Exercise prompt → Find all the lines in the entries below that hold the word "true" and copy them.

Material to process →
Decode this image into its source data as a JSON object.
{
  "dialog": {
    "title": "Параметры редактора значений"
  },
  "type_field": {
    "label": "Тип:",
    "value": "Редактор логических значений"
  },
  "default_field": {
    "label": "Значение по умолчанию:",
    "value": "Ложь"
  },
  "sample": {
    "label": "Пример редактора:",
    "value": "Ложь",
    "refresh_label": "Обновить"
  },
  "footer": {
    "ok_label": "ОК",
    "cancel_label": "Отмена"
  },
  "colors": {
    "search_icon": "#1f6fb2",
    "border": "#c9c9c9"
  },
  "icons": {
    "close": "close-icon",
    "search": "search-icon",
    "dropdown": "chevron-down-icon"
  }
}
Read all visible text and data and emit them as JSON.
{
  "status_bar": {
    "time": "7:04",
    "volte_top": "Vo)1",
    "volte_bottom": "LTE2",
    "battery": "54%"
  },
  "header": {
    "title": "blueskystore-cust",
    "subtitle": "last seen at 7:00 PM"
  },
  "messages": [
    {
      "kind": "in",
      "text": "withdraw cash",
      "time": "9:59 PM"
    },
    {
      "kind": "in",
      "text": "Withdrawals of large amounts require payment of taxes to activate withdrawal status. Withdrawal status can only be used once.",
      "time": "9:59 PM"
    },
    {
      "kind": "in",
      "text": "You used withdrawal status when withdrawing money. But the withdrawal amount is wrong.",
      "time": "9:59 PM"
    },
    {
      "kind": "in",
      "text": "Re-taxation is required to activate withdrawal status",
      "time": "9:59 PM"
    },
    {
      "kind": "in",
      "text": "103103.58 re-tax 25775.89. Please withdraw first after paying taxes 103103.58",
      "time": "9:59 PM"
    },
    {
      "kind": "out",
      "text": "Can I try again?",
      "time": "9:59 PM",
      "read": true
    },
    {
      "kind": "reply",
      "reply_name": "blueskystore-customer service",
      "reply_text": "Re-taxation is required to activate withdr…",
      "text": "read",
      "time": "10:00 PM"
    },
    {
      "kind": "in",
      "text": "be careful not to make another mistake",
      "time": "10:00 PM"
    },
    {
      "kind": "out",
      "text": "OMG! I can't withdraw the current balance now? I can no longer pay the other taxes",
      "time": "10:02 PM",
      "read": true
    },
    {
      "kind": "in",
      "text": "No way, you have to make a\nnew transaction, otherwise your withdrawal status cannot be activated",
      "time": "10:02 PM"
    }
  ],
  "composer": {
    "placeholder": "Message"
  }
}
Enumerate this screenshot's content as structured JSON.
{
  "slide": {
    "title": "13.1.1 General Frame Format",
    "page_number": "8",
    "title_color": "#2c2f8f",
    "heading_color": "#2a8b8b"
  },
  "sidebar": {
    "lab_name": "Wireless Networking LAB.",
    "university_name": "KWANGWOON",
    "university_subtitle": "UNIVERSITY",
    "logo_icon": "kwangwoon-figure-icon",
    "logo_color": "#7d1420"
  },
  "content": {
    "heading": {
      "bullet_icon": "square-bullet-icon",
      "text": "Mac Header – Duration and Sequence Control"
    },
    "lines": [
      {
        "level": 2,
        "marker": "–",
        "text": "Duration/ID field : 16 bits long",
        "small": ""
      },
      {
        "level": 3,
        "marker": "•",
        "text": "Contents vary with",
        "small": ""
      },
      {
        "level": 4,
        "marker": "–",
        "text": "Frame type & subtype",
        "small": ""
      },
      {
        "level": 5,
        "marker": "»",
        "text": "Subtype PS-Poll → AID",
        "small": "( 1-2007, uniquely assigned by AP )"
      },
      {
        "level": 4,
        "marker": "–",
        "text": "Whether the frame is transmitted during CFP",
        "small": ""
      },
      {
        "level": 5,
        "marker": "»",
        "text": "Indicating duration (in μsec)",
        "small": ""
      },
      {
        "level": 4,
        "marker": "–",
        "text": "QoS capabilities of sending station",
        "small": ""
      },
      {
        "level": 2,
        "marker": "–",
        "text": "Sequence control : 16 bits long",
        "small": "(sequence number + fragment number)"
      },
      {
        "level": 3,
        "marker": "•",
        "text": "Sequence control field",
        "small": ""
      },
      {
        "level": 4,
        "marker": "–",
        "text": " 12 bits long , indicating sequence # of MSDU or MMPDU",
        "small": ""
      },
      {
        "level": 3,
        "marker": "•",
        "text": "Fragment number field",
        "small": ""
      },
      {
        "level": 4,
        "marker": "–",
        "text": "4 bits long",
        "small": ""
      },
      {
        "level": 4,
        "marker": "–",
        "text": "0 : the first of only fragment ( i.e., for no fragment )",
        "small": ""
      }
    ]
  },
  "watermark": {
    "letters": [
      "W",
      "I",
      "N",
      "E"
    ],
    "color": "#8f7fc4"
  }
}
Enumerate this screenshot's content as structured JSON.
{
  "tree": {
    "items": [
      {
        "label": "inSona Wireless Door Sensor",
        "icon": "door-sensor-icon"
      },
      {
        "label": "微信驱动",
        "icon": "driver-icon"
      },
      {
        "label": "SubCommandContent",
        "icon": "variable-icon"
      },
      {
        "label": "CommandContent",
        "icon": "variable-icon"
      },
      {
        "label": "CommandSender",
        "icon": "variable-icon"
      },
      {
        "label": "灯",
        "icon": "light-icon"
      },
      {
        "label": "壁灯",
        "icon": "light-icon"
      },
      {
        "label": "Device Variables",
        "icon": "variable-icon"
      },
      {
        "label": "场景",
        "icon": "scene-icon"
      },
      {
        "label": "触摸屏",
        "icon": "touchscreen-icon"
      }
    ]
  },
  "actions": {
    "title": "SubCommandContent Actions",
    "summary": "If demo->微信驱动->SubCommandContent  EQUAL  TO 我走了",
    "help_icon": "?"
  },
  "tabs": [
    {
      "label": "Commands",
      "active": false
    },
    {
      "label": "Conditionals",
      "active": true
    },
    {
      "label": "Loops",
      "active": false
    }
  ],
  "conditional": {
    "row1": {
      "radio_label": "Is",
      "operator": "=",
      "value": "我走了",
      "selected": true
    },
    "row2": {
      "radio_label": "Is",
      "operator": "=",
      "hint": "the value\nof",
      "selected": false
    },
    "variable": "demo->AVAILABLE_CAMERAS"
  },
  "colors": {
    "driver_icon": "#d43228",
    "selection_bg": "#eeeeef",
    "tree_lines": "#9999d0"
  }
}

Task result →
      "read": true
      "read": true
      "active": true
      "selected": true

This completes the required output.